While participants in the festival enjoy the rich history and the bright future of the event, most find themselves in awe of the organic nature of the event, according to Haynes. “There have been countless times where I have heard beautiful songs for the first time at the festival, and subsequently some months later as a number-one hit on the radio,” he said. “Festival founder and president, Joe Gilchrist often says ‘Music makes the world a better place.’ That's what the FBISF does, one song at a time.”

To view the festival schedule or for more information, visit

Break-out Box:

Frank Brown International Songwriters’ Festival – Thurs. Nov. 7- Sun. Nov. 17

Multiple venues from Pensacola to Gulf Shores, and as far north as Fairhope

“Stories in Rhyme” – Fri. Nov. 8 & 15 at 1pm

The documentary film about the history of the Frank Brown International Songwriters’ Festival will be screened on these dates in the Main Room at the Flora-Bama.

Autism Awareness Night – Wed. Nov 13 – 6pm

A silent auction and songwriters performing a benefit show with proceeds going to at the Sunset Cork Room in Gulf Shores.

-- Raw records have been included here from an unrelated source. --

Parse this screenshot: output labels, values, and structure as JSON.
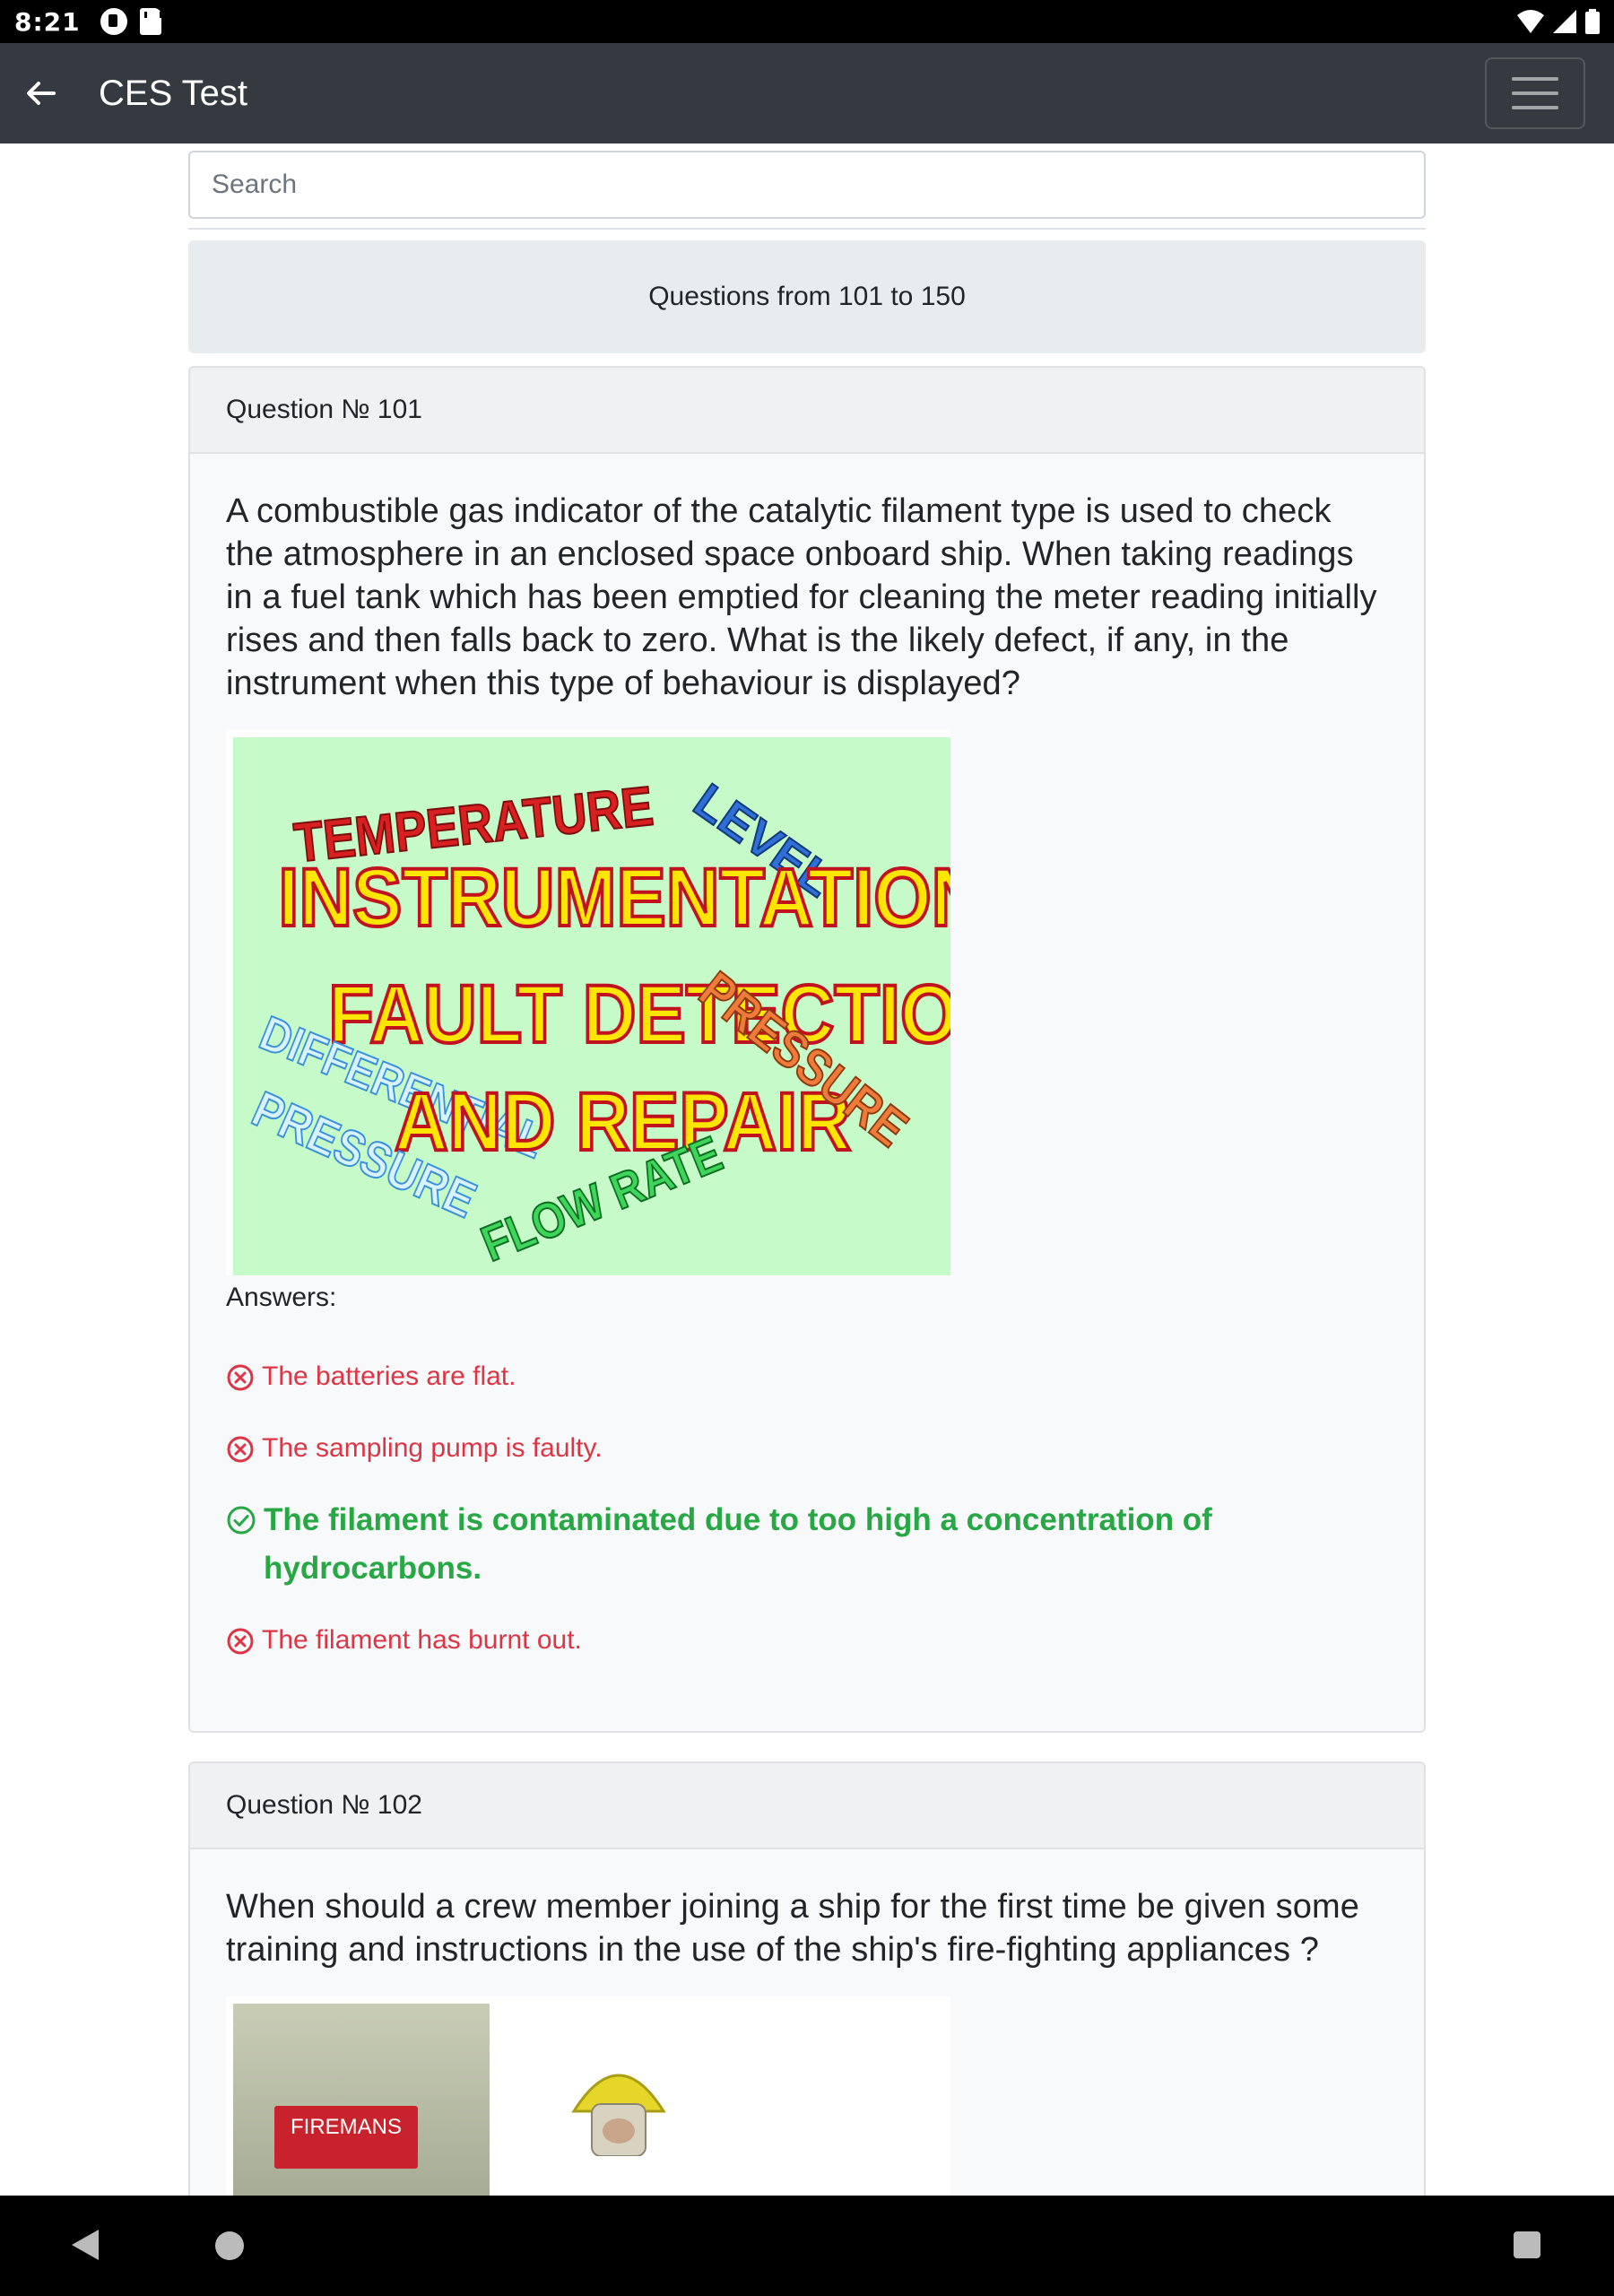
{
  "status_bar": {
    "time": "8:21"
  },
  "app_bar": {
    "title": "CES Test"
  },
  "search": {
    "placeholder": "Search",
    "value": ""
  },
  "range_banner": "Questions from 101 to 150",
  "questions": [
    {
      "header": "Question № 101",
      "text": "A combustible gas indicator of the catalytic filament type is used to check the atmosphere in an enclosed space onboard ship. When taking readings in a fuel tank which has been emptied for cleaning the meter reading initially rises and then falls back to zero. What is the likely defect, if any, in the instrument when this type of behaviour is displayed?",
      "image_words": {
        "temperature": "TEMPERATURE",
        "level": "LEVEL",
        "instrumentation": "INSTRUMENTATION",
        "fault_detection": "FAULT DETECTION",
        "and_repair": "AND REPAIR",
        "differential": "DIFFERENTIAL",
        "pressure_left": "PRESSURE",
        "pressure_right": "PRESSURE",
        "flow_rate": "FLOW RATE"
      },
      "answers_label": "Answers:",
      "answers": [
        {
          "text": "The batteries are flat.",
          "correct": false
        },
        {
          "text": "The sampling pump is faulty.",
          "correct": false
        },
        {
          "text": "The filament is contaminated due to too high a concentration of hydrocarbons.",
          "correct": true
        },
        {
          "text": "The filament has burnt out.",
          "correct": false
        }
      ]
    },
    {
      "header": "Question № 102",
      "text": "When should a crew member joining a ship for the first time be given some training and instructions in the use of the ship's fire-fighting appliances ?",
      "image_words": {
        "sign": "FIREMANS"
      }
    }
  ],
  "colors": {
    "app_bar": "#343a40",
    "wrong_answer": "#dc3545",
    "correct_answer": "#28a745",
    "image_background": "#c6fac8"
  }
}
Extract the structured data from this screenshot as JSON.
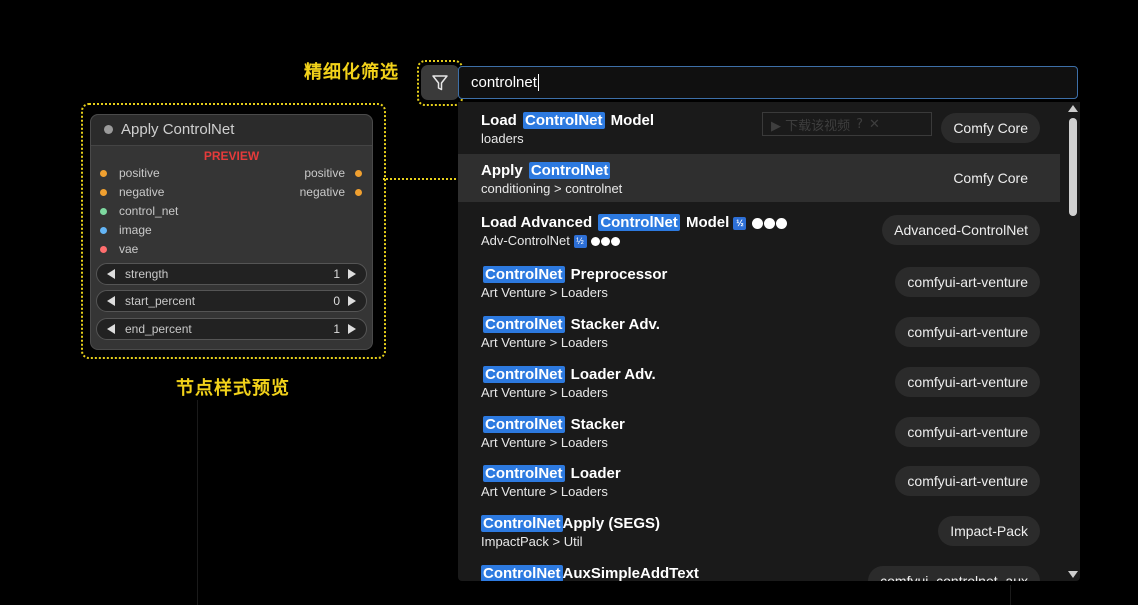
{
  "annotations": {
    "filter_label": "精细化筛选",
    "preview_label": "节点样式预览"
  },
  "search": {
    "value": "controlnet"
  },
  "watermark": {
    "text": "▶ 下载该视频",
    "q": "?",
    "x": "✕"
  },
  "results": [
    {
      "pre": "Load ",
      "hl": "ControlNet",
      "post": " Model",
      "sub": "loaders",
      "badge": "Comfy Core"
    },
    {
      "pre": "Apply ",
      "hl": "ControlNet",
      "post": "",
      "sub": "conditioning > controlnet",
      "badge": "Comfy Core",
      "selected": true
    },
    {
      "pre": "Load Advanced ",
      "hl": "ControlNet",
      "post": " Model",
      "sub": "Adv-ControlNet",
      "badge": "Advanced-ControlNet",
      "emoji": "🛂",
      "emoji_glyph": "½"
    },
    {
      "pre": "",
      "hl": "ControlNet",
      "post": " Preprocessor",
      "sub": "Art Venture > Loaders",
      "badge": "comfyui-art-venture"
    },
    {
      "pre": "",
      "hl": "ControlNet",
      "post": " Stacker Adv.",
      "sub": "Art Venture > Loaders",
      "badge": "comfyui-art-venture"
    },
    {
      "pre": "",
      "hl": "ControlNet",
      "post": " Loader Adv.",
      "sub": "Art Venture > Loaders",
      "badge": "comfyui-art-venture"
    },
    {
      "pre": "",
      "hl": "ControlNet",
      "post": " Stacker",
      "sub": "Art Venture > Loaders",
      "badge": "comfyui-art-venture"
    },
    {
      "pre": "",
      "hl": "ControlNet",
      "post": " Loader",
      "sub": "Art Venture > Loaders",
      "badge": "comfyui-art-venture"
    },
    {
      "pre": "",
      "hl": "ControlNet",
      "post": "Apply (SEGS)",
      "sub": "ImpactPack > Util",
      "badge": "Impact-Pack",
      "tight": true
    },
    {
      "pre": "",
      "hl": "ControlNet",
      "post": "AuxSimpleAddText",
      "sub": "",
      "badge": "comfyui_controlnet_aux",
      "tight": true
    }
  ],
  "node": {
    "title": "Apply ControlNet",
    "preview": "PREVIEW",
    "inputs": [
      {
        "name": "positive",
        "color": "#f0a030"
      },
      {
        "name": "negative",
        "color": "#f0a030"
      },
      {
        "name": "control_net",
        "color": "#7ed9a0"
      },
      {
        "name": "image",
        "color": "#64b5f6"
      },
      {
        "name": "vae",
        "color": "#ff6e6e"
      }
    ],
    "outputs": [
      {
        "name": "positive",
        "color": "#f0a030"
      },
      {
        "name": "negative",
        "color": "#f0a030"
      }
    ],
    "widgets": [
      {
        "name": "strength",
        "value": "1"
      },
      {
        "name": "start_percent",
        "value": "0"
      },
      {
        "name": "end_percent",
        "value": "1"
      }
    ]
  }
}
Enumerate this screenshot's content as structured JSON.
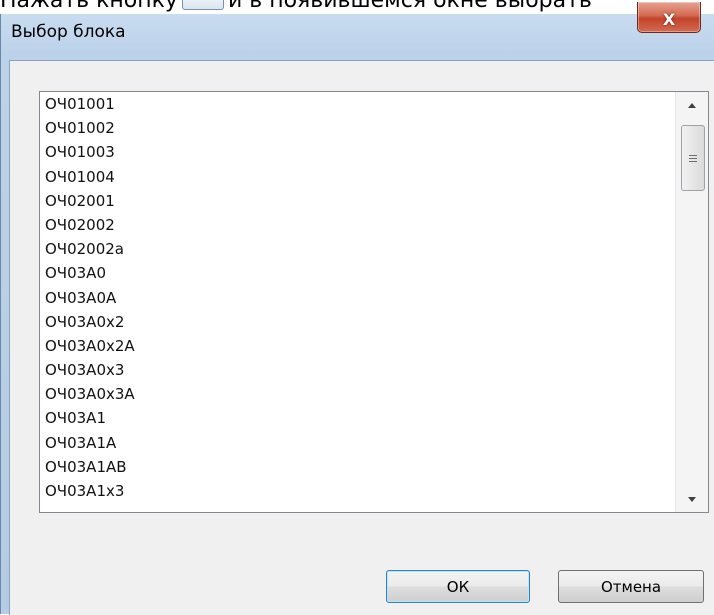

Enjoy dinner and the show. Reservations are required.

Shows at the Southwest Branch Library (12248 Gulf Beach Highway, Pensacola) –

Go to Special Events tab for more info, dates and times.

Native American Tribute – Sun Nov 10 at 4pm

Recognizing Native Americans during Native American Heritage Month, featuring Festival songwriters with Native American roots. Tent stage at the Flora-Bama.

Veterans Day Tribute – Mon. Nov 11 at 6pm

A salute to our veterans in conjunction with non-profit Operation Song. Mai Room at the Flora-Bama.